So, when President Sarkozy said that the appointment of a French politician as the European Internal Markets Commissioner marked a defeat for the “Anglo-Saxon model” of capitalism, it was unlikely that the UK would top the new Commissioner’s list of favoured places to visit.
And yet Michel Barnier has been to London twice in the past month.
Indeed, during his official visit to Guildhall last Thursday, the Commissioner told European journalists that he considers the City to be a “huge asset” for the whole of the EU and that any regulatory proposals he makes will be in line with principles agreed at G20 level. With the global regulatory landscape facing a seismic shift, let’s take Commissioner Barnier at his word.
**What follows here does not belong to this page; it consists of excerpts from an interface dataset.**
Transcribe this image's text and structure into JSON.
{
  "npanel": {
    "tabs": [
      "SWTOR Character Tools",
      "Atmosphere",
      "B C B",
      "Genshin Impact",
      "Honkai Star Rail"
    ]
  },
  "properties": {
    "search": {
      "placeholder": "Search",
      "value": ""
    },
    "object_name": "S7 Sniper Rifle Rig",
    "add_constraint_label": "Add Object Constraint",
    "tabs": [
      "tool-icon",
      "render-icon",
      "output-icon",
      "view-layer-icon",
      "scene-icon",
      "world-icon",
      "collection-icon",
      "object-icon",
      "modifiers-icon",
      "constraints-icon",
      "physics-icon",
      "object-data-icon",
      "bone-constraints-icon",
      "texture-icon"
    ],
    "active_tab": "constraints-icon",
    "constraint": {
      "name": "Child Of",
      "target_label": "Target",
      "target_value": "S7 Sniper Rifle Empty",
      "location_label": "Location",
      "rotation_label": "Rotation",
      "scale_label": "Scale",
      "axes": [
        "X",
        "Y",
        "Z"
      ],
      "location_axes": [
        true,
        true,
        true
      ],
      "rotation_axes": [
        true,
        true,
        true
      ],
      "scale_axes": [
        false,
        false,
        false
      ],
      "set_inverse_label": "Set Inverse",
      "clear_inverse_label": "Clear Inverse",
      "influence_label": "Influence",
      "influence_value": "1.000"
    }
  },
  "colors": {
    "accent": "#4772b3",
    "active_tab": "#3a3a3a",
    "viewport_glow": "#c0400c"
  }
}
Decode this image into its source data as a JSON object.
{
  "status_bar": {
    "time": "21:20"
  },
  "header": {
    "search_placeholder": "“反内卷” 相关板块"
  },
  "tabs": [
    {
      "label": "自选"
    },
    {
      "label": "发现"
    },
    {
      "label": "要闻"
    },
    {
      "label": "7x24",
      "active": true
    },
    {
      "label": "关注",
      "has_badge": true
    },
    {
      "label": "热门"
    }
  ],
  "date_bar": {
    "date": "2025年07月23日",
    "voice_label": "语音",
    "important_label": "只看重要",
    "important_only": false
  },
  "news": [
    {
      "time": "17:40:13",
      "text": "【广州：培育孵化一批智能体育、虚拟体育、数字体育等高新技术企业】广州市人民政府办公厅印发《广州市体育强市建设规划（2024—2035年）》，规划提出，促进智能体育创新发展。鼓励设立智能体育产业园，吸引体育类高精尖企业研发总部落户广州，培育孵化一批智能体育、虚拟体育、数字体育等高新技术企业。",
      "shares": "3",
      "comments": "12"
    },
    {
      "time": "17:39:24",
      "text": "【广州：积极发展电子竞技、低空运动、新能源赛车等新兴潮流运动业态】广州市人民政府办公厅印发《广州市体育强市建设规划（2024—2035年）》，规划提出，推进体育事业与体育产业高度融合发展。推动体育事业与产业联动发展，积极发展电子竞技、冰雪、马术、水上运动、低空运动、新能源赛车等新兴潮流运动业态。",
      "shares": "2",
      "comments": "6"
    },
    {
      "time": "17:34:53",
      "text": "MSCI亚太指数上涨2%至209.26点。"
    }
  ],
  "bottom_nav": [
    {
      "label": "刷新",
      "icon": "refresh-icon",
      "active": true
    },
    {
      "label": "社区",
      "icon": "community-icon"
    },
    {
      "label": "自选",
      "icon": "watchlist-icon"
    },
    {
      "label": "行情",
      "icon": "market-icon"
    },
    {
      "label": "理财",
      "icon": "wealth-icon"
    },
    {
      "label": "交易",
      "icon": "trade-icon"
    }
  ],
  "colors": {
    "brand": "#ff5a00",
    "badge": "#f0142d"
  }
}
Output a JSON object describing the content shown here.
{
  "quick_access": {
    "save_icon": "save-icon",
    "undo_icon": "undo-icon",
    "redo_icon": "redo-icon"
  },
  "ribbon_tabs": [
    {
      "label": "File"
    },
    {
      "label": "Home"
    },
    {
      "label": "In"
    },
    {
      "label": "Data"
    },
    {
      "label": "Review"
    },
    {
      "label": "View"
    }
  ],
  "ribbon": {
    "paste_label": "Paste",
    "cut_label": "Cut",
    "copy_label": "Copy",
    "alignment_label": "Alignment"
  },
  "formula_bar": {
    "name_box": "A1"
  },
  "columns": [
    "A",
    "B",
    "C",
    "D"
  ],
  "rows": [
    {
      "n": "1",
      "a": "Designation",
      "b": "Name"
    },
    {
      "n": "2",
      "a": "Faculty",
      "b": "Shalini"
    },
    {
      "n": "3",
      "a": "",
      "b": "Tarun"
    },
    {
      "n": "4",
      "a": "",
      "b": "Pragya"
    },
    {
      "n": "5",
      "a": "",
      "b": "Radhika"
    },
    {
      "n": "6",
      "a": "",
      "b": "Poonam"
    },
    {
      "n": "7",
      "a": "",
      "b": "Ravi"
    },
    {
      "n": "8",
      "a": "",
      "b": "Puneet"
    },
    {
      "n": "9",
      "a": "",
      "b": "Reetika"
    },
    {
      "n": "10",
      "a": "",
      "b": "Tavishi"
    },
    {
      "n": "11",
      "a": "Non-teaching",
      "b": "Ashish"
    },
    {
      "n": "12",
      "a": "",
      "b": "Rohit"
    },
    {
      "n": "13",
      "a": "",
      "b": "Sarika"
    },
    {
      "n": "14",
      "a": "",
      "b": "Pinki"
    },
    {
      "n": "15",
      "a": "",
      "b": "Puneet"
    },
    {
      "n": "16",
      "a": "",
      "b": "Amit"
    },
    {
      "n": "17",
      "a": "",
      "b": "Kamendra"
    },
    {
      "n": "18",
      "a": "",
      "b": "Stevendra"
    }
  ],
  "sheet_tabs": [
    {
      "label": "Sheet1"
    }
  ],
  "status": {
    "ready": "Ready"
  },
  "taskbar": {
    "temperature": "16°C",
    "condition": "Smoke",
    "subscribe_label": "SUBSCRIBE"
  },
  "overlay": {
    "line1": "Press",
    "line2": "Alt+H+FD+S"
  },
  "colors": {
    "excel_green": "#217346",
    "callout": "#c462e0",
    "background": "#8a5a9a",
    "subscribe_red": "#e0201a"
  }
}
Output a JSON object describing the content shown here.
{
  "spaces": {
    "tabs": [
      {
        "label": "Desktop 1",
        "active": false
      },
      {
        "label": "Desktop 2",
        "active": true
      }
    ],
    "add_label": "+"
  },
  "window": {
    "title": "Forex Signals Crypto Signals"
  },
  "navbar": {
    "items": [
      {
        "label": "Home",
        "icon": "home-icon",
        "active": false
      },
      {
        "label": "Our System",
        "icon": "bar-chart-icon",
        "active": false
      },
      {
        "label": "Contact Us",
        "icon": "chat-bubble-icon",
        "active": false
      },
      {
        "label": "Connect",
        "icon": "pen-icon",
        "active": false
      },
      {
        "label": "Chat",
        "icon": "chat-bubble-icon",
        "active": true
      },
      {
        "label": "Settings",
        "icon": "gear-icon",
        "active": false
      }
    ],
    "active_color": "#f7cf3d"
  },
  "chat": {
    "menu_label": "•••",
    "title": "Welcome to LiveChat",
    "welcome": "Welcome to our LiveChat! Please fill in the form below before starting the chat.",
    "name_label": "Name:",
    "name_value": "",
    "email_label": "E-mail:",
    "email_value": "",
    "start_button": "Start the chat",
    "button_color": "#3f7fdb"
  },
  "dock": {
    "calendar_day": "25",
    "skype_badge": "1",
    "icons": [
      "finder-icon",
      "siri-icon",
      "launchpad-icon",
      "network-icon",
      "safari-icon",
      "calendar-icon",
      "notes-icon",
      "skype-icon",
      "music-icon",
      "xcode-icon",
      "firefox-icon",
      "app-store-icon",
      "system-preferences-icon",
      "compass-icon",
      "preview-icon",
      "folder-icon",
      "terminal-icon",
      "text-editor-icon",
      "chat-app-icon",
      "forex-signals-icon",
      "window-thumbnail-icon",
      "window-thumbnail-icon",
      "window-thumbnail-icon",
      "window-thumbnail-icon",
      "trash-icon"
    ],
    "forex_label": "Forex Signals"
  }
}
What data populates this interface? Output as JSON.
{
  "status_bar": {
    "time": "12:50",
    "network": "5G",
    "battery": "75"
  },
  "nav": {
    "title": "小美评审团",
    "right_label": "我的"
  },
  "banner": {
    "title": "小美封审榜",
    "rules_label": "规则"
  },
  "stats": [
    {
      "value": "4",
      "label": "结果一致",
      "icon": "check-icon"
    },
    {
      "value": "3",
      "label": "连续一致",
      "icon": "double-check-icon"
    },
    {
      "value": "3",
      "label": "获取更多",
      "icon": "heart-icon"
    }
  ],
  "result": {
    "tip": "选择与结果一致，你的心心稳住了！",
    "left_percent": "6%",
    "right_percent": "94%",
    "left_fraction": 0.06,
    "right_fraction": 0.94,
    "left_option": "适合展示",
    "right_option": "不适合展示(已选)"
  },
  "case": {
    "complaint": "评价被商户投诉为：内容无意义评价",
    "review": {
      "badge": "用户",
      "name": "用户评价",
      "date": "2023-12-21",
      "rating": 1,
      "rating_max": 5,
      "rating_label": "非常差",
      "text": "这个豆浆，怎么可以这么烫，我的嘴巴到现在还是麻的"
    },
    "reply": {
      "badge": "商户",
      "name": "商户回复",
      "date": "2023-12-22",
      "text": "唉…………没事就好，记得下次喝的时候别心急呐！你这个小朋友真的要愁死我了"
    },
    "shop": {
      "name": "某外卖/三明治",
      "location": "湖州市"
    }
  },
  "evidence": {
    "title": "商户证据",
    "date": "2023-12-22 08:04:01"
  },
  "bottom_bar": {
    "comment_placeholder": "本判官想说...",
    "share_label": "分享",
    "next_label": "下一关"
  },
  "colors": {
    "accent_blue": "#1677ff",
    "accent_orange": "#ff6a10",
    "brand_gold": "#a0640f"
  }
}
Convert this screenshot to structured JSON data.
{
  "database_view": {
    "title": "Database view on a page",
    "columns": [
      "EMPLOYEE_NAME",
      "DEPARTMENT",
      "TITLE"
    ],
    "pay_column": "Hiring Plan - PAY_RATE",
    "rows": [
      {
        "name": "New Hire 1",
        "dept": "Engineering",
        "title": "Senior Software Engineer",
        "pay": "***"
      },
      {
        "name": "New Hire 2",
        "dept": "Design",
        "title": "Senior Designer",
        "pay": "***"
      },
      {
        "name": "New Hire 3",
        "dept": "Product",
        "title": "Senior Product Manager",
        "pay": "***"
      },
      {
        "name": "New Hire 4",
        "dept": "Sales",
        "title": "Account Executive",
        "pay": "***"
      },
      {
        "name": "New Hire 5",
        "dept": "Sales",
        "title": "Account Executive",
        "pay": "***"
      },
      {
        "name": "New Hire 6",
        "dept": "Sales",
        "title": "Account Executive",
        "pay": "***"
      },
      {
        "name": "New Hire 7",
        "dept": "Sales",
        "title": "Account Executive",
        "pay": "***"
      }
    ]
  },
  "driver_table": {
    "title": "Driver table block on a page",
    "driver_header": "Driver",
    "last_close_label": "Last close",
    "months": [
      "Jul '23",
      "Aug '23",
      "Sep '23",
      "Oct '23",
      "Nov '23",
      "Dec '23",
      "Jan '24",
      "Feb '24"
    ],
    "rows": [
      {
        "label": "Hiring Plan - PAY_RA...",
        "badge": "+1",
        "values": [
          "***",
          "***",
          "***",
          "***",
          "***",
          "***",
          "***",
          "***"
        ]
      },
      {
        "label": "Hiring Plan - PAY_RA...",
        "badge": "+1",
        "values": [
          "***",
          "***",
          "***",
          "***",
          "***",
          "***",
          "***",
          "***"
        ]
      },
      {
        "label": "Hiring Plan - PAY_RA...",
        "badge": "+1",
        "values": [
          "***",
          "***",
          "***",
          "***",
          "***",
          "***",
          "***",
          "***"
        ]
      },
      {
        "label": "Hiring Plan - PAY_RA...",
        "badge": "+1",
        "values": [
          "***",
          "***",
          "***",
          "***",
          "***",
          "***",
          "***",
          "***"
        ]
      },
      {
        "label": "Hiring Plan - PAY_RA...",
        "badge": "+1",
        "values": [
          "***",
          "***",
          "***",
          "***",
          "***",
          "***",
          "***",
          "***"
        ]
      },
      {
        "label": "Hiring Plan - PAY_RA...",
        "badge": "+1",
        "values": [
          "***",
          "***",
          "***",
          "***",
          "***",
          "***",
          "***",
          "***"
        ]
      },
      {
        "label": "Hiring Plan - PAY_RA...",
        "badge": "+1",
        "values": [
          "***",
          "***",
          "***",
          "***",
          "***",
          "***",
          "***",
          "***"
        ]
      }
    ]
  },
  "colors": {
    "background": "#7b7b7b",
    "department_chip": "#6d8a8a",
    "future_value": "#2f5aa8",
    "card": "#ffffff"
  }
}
Brutally put, in coming years, we will need our European partners just as much as they need us. That is why the City of London runs an office in Brussels and why I and the Lord Mayor held a meeting with Commissioner Barnier and other senior City practitioners last Thursday to discuss priorities for future regulatory reform.
In today’s highly competitive and global marketplace, membership of the EU not only provides its Member States with increased access to European markets but it also enables Europe to create a trading bloc that can compete with the USA and the emerging Asian powerhouses.
It is for these reasons that the City of London has long supported the single market project and it is for these reasons that we will continue to work with Commissioner Barnier and our European partners to strengthen the single market.
However, the EU cannot exist independently of domestic political and economic concerns, and nor should it.
What is efficient or advantageous from a business point of view may not always be politically expedient or indeed practicable from a domestic perspective and each member state requires a degree of flexibility reflecting its own unique socio-political circumstances when implementing European legislation.
Furthermore, and whatever his title might suggest, it is not just circumstances within the EU’s borders that Commissioner Barnier must take into consideration.
The pace of G20 implementation can appear slow but if the EU moves ahead of its global competitors it will be placing not only Europe’s international competitiveness and future prosperity at risk, but the UK’s as well.
Last Thursday in Guildhall, Michel Barnier made it perfectly clear that he understands this important point. Let’s hope his actions speak as loudly as his words.
Stuart Fraser is chairman of the City of London’s policy and resources committee.